So that’s how that goes. For this year we can say this much: the Phillies, who select first, are on record saying that they intend to select Rays outfielder Tyler Goeddel with the first pick. Goeddel was a supplemental first-round pick in 2011 and has, in the past, been a top-20 Rays prospect. He moved from third base to the outfield recently, however, and is a guy whose game is built on athleticism. All of which are the hallmarks of a “project,” and the Rule 5 Draft is great for projects. Or, as was the case with famous Rule 5 Draft selection Josh Hamilton all those years ago, guys who are special cases of one form or another.
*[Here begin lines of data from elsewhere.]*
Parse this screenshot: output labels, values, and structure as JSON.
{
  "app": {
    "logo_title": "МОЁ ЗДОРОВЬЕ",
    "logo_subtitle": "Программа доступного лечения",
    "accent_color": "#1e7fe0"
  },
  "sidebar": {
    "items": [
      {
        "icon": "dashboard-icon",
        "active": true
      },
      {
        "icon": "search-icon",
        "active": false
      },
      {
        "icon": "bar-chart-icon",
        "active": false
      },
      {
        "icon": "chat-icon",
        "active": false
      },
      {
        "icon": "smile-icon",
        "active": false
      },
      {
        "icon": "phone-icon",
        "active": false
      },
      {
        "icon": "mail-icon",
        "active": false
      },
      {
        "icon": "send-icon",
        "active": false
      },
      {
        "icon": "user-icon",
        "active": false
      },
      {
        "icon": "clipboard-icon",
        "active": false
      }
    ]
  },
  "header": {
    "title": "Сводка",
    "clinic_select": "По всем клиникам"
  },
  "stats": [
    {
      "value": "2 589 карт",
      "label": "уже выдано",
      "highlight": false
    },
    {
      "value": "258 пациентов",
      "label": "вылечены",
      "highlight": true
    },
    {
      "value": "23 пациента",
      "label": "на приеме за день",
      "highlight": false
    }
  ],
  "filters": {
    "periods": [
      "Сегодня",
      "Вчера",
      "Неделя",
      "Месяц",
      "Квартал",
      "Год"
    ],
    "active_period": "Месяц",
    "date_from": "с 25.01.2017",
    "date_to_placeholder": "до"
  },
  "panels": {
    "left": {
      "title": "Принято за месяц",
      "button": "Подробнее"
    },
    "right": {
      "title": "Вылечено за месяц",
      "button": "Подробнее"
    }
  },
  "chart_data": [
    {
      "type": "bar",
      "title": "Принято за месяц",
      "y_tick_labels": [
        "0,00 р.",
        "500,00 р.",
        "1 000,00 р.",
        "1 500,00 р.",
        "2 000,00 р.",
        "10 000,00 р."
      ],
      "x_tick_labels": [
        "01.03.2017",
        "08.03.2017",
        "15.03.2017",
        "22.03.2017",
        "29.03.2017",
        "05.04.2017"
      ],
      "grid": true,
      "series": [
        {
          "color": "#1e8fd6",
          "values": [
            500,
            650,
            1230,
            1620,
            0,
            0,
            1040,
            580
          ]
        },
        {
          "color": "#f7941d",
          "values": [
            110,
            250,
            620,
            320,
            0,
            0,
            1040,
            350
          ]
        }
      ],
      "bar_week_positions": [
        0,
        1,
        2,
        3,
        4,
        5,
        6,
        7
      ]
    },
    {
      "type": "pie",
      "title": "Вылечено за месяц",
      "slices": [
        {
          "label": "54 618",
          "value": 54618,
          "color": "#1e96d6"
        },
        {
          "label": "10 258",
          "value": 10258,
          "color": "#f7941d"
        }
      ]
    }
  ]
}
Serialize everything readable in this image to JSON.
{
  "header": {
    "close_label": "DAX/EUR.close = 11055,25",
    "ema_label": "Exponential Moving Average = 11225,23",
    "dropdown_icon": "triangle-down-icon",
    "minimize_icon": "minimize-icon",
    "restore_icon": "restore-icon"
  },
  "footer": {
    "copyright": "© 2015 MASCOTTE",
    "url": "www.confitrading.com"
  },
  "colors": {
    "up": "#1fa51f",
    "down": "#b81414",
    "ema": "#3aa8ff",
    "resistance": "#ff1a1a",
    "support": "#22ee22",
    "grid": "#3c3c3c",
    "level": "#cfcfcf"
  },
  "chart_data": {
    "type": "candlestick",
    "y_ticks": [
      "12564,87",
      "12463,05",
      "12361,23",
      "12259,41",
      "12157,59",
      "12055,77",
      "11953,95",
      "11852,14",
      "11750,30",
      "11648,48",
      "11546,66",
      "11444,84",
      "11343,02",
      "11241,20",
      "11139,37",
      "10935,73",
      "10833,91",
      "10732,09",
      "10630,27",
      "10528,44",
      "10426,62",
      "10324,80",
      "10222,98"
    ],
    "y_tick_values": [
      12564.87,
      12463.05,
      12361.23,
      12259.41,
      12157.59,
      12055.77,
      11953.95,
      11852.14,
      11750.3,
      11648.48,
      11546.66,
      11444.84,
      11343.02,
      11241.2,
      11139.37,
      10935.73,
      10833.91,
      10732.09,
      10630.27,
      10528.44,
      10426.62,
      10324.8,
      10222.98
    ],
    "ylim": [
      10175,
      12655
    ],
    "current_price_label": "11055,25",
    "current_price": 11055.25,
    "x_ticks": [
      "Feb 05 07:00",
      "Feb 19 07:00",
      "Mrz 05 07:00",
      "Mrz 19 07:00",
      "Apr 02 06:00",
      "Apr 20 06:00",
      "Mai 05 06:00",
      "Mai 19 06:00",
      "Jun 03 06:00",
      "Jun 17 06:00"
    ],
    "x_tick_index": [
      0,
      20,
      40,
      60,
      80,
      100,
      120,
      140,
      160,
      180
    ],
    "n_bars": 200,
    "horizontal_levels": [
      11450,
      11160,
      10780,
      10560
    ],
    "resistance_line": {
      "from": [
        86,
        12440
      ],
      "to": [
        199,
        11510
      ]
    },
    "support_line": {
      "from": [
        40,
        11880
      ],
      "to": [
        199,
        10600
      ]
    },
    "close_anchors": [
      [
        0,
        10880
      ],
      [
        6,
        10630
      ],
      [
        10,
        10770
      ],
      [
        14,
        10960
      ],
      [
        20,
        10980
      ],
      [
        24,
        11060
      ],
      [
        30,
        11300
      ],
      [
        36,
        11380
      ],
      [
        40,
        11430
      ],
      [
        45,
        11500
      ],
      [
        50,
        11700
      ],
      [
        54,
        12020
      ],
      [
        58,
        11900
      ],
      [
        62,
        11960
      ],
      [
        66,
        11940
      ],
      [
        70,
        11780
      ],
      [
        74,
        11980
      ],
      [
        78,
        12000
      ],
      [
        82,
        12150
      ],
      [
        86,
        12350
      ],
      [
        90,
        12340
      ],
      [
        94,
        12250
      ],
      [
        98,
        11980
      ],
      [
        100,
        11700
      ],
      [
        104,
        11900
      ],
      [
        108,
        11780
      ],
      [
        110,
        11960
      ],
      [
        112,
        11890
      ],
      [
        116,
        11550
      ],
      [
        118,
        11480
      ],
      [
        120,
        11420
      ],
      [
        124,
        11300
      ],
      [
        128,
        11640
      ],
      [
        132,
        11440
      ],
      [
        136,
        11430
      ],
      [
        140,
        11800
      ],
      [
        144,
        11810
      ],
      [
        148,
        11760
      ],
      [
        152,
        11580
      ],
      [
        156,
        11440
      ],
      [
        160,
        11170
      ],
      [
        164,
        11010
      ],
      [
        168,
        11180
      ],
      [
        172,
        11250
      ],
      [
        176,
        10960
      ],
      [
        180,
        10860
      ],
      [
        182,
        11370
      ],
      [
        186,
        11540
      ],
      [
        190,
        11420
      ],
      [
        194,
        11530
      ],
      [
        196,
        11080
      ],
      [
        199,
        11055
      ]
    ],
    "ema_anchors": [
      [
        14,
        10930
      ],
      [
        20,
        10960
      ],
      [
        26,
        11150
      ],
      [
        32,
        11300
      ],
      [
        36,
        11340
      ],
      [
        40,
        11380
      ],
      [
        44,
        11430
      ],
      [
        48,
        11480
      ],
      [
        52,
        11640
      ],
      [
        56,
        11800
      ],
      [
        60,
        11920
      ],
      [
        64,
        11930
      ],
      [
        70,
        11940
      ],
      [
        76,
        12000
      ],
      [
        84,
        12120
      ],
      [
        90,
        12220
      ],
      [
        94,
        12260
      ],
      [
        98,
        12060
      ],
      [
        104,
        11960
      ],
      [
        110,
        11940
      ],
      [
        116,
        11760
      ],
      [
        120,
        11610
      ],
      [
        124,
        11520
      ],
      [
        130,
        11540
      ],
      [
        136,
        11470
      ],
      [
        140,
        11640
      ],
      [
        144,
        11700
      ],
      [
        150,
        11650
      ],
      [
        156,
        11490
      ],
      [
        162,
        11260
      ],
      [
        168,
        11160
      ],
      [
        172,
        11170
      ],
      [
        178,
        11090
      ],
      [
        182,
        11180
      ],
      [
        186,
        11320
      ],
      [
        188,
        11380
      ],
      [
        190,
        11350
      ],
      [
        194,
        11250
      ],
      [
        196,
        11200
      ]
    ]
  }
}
As you probably know, players selected in the Rule 5 have to remain on the 25-man roster all season after being selected. If not, they are offered back to their original team for a nominal fee. Lots of teams eventually figure out that they really can’t carry their Rule 5 selectees on the roster, however, but do want to keep them in the organization. So, historically, a lot of Rule 5 draftees find themselves “injured” at some point early in the season and wind up on the disabled list, where they (a) don’t take up a roster spot; but (b) aren’t subject to being taken back by their old team.

Sometimes the Rule 5 draft spins out a gem for someone. Josh Hamilton was a Rule 5 guy. So was Johan Santana, Shane Victorino, Dan Uggla, and Joakim Soria. But those are the exceptions, not rules, so don’t expect your team to change its trajectory this morning, in that big ol’ ballroom where the draft takes place.